▶ **REQUIRED WORK**
What lines in the data below mention the string "頻出英文法"? Copy them out.

▶ **DATA FOR PROCESSING**
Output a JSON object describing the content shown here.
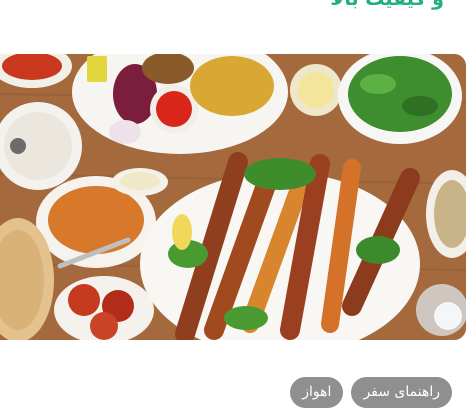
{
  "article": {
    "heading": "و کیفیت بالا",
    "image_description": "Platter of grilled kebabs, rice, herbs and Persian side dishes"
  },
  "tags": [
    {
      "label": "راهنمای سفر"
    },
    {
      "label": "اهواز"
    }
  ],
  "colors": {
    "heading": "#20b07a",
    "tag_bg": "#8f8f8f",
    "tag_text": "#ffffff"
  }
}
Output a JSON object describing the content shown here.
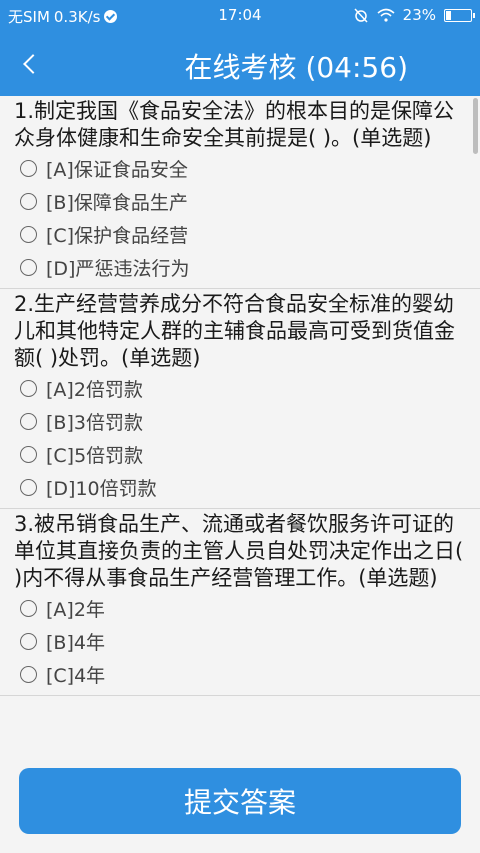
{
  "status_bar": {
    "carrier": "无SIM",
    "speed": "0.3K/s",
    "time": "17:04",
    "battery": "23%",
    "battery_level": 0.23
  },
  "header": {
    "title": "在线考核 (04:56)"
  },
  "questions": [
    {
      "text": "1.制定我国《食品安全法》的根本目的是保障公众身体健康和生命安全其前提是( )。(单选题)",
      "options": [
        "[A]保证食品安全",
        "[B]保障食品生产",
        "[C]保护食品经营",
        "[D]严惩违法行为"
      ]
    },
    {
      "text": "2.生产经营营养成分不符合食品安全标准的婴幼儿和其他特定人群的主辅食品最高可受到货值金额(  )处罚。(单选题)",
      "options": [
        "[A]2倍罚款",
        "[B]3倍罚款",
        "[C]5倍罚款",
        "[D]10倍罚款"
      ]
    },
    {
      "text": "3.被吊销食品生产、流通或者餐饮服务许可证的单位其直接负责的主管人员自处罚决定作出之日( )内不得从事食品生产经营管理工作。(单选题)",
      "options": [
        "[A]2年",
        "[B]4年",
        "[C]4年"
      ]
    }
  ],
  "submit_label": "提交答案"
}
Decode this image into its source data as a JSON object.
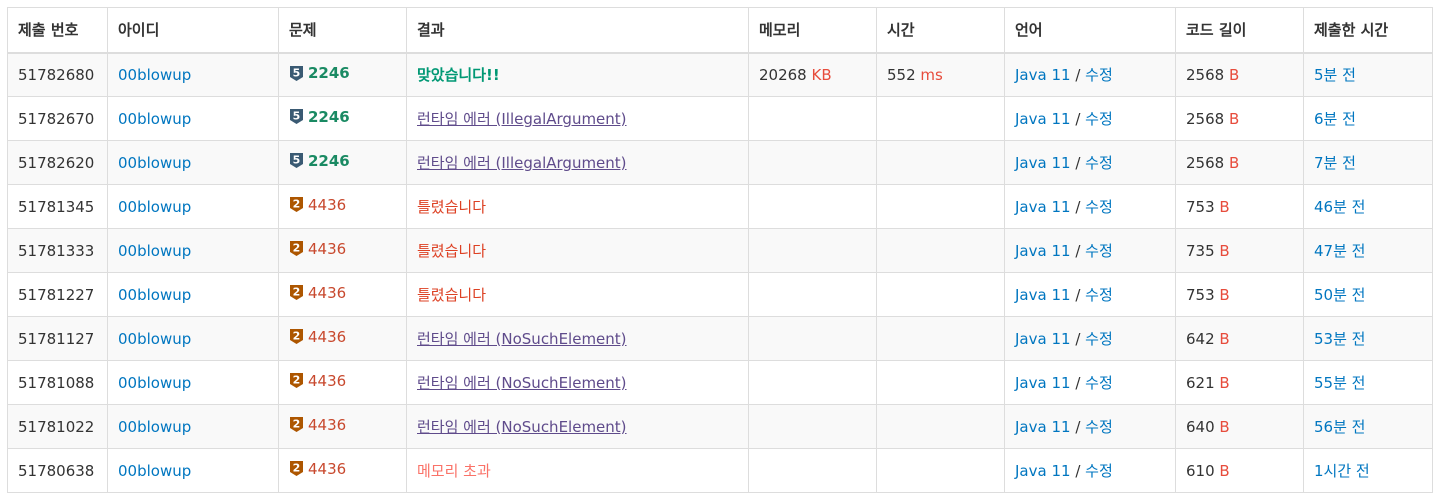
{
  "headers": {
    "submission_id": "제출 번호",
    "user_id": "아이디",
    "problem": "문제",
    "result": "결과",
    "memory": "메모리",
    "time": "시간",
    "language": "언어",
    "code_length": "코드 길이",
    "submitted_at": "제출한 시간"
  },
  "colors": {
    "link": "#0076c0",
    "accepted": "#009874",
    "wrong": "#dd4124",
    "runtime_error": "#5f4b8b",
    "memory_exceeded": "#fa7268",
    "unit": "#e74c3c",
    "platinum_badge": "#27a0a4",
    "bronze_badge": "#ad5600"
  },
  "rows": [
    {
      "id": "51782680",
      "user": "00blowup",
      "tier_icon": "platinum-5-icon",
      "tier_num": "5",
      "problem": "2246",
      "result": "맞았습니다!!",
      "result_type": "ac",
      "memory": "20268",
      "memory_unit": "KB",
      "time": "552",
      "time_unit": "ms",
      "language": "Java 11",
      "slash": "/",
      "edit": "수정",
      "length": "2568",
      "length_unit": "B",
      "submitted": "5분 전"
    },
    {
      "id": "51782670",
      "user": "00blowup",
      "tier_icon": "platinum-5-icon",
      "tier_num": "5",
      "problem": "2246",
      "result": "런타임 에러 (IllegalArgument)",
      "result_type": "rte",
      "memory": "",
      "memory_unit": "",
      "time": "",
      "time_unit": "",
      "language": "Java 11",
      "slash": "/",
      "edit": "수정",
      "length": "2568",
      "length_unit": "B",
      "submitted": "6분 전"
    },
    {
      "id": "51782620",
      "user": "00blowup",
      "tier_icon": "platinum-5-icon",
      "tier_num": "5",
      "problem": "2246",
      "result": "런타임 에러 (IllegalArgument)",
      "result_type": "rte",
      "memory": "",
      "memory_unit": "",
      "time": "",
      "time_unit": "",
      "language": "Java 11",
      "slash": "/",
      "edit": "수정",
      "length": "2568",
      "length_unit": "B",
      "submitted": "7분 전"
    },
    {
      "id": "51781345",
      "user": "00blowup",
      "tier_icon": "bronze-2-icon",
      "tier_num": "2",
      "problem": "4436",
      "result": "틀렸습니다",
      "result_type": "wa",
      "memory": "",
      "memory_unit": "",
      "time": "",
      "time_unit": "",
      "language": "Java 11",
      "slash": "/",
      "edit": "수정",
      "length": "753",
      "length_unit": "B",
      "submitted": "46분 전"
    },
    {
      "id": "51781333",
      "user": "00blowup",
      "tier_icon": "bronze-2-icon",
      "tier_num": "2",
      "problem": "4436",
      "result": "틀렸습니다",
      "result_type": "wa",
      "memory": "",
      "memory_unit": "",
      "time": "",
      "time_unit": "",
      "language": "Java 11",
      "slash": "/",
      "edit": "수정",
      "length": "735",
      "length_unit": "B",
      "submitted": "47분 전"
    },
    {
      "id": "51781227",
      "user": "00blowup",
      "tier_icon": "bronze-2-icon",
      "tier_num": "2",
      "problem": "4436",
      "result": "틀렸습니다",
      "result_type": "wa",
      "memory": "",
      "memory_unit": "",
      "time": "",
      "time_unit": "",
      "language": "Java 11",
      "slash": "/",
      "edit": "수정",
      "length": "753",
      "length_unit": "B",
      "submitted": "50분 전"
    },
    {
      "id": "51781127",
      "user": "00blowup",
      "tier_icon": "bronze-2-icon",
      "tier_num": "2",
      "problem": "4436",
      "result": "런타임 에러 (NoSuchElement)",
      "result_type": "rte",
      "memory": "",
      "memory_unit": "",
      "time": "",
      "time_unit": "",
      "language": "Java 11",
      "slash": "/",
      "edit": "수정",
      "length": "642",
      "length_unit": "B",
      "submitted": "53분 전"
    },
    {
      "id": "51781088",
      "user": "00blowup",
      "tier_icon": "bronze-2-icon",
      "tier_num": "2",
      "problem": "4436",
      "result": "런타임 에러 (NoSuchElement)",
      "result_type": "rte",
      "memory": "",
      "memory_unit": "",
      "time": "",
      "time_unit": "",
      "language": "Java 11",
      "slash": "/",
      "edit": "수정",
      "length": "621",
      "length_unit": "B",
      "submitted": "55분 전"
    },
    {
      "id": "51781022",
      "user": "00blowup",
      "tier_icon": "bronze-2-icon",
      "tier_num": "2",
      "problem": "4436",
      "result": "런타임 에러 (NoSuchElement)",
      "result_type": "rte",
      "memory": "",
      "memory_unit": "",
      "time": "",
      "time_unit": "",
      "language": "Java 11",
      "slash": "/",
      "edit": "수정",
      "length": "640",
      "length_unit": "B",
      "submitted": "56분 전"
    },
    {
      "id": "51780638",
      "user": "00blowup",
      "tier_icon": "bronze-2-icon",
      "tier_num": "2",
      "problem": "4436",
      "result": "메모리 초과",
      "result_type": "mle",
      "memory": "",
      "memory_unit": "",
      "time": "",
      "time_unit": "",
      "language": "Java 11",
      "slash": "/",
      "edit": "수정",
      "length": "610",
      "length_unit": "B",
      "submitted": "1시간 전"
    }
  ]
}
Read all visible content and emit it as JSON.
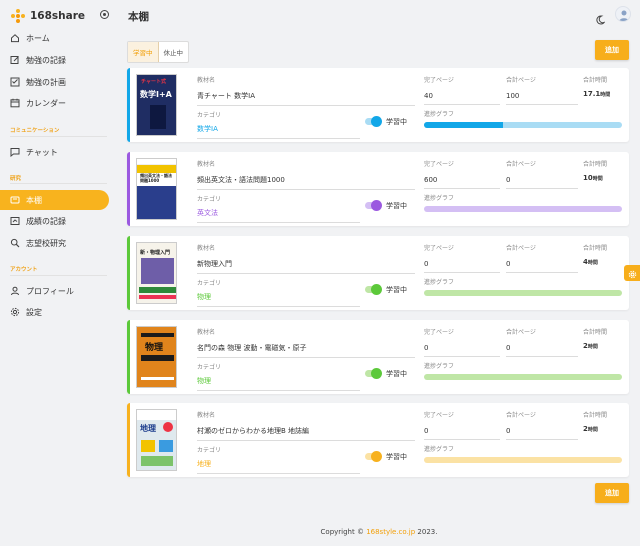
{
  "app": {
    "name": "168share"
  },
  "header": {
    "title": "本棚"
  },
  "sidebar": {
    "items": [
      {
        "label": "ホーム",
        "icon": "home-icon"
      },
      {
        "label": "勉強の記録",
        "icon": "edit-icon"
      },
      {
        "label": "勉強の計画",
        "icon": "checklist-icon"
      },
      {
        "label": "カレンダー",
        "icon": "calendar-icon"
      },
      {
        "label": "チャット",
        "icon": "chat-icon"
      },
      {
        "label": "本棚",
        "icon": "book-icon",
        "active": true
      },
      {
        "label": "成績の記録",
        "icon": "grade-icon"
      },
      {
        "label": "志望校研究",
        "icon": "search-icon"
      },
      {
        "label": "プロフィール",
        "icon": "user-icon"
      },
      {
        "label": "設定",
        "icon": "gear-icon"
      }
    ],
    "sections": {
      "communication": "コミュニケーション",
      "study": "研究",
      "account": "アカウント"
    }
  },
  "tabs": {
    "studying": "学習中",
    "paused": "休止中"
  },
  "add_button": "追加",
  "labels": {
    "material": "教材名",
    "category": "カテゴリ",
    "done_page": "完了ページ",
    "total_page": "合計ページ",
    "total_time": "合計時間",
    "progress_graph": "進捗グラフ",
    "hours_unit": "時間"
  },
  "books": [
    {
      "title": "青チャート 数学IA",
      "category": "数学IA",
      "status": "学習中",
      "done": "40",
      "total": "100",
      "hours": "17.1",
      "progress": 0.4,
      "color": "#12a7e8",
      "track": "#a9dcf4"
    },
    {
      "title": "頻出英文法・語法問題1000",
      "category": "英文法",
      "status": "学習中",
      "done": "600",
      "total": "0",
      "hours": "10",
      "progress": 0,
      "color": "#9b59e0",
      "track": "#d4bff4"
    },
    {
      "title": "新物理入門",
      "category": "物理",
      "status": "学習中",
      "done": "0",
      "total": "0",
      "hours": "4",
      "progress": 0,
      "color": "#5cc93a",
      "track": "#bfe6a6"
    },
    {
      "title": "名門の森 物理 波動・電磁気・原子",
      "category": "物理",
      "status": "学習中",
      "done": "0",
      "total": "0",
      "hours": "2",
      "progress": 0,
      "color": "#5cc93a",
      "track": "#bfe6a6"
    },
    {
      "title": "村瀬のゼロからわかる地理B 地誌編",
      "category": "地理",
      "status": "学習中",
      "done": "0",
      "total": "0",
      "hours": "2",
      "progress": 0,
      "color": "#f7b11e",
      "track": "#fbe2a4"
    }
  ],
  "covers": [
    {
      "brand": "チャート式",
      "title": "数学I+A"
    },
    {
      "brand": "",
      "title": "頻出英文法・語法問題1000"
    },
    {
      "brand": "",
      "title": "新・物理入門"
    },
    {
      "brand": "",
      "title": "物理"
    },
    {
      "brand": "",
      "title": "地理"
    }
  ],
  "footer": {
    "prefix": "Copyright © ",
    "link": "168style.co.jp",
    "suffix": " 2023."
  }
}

▶ **PROBLEM SOLUTION**
      "title": "頻出英文法・語法問題1000",
      "title": "頻出英文法・語法問題1000"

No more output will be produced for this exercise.